The purpose of this research has been to identify and summarize principles that have appeared in Human Factors, Manufacturing, and Management literature that apply to an ideal Sociotechnical Integration (STI) of Advanced Manufacturing Technologies (AMTs) and to develop a Knowledge-Based System prototype that, using these principles, can help diagnose the degree of STI present in an organization that has upgraded or is planning to upgrade its manufacturing facilities with AMTs. An abbreviated version of the system, with only one fifth of the questions, was tested in several Japanese companies, where it could diagnose with a fair accuracy the level of STI present in them, showing strengths and weaknesses in the area of STI of these companies. © 1996 John Wiley & Sons, Inc.

An approach to a human-centered CIM based on production information systems


In recent years, significant changes have been taking place in manufacturing industries. To cope with the changes and the intense competitions, most industries have made remarkable effort by implementing CIM systems, but they have not been successful in such efforts, which can be summarized into three major reasons. The first reason is conceptual misunderstanding of CIM and its optimizations. The second reason lies in excluding human factors to build CIM. The third reason is the division of technologies and organizations. This article represents a human-centered CIM including system optimizations, intelligent workers, and flexible organizations. In order to overcome the above-mentioned problems and to design a conceptual framework of the human-centered CIM, a “right amount at right time” (RART) management system and user interface systems are explained. Finally, an approach to a human networking system is also proposed for the flexibility of organizations.

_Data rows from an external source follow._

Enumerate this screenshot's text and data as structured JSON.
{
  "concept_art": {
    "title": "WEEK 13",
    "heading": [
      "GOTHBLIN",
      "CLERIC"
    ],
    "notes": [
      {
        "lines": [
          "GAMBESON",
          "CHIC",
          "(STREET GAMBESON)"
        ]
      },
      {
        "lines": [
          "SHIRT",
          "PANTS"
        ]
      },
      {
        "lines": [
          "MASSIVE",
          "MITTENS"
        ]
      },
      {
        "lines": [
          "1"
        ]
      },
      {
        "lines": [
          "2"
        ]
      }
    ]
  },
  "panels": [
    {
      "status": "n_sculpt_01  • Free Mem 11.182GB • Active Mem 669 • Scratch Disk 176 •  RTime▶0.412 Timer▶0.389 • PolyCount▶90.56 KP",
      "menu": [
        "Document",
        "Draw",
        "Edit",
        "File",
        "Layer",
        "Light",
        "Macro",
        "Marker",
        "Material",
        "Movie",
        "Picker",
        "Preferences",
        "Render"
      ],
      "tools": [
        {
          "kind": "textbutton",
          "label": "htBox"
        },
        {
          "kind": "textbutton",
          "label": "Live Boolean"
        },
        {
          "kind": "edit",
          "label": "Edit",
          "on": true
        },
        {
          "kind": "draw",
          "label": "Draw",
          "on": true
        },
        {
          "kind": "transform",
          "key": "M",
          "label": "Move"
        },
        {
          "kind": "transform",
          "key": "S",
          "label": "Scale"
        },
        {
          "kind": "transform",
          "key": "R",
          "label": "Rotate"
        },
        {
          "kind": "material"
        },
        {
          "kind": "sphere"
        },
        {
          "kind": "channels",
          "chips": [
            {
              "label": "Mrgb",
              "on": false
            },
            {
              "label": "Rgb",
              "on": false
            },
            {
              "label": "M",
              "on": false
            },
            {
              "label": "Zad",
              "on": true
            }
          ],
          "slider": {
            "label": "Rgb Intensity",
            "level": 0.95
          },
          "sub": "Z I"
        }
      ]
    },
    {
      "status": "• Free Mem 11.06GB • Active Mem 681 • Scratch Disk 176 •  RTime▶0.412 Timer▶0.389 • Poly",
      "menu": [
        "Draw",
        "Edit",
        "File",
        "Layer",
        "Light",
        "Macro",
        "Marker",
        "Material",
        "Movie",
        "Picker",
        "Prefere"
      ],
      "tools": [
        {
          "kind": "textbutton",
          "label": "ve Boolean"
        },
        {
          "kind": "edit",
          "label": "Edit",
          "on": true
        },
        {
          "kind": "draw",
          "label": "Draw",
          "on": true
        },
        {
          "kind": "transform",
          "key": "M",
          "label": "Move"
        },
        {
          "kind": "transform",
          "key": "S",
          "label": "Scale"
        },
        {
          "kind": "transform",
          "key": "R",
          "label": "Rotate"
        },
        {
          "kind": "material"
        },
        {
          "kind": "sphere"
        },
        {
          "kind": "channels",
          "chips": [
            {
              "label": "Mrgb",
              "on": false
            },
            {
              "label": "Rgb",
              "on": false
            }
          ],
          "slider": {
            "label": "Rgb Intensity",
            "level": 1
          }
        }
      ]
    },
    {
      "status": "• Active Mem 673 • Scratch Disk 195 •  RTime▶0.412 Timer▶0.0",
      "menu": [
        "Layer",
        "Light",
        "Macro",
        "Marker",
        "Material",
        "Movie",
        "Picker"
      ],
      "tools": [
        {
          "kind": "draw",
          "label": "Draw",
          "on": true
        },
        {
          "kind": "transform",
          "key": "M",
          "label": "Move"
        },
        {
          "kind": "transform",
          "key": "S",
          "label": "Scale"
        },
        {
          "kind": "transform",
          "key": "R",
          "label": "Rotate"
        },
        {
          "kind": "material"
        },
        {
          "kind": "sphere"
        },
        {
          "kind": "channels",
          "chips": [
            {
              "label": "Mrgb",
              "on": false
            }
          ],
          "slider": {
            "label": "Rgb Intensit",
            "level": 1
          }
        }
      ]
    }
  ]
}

For future CIM, the system will provide the rapid response to industrial environments including rapid changes and competitions. © 1996 John Wiley & Sons, Inc.

The development and role of human factors for manufacturing in the European economic community


This article is in four sections. The first section outlines research programs funded by the European Economic Community (EEC) and by a selection of its member states that are relevant to the development of human factors expertise for manufacturing industry. Some of the important EEC projects are listed in an appendix. This section also describes some relevant European Directives (legal documents) and standards activities. The second section addresses trends in manufacturing industry in the EEC and associated human factors aspects, including: cost management and resource allocation; traceability; total quality; production resource management; communications; standardization; shrinkage of the design life cycle; the software-engineered manufacturing organization; “clean” manufacture; and the distributed enterprise. The third section addresses in more detail the need to reduce the design to manufacture life cycle. The “concurrent engineering” philosophy is examined from a human factors perspective, with discussion of the need for restructuring engineering knowledge, and for distributed, cooperative team working. Finally, in the fourth section, a number of issues are outlined that are of current importance to manufacturing industry and must be addressed by human factors professionals. These include: the need to understand human knowledge and expertise; the development of methods to help identify the right structure for organizations; identifying appropriate roles for people before they are determined by technology; training and retraining; the design of support software so that it is usable by end-users; and the design of appropriate interfaces for multiuser systems of the future. © 1996 John Wiley & Sons, Inc.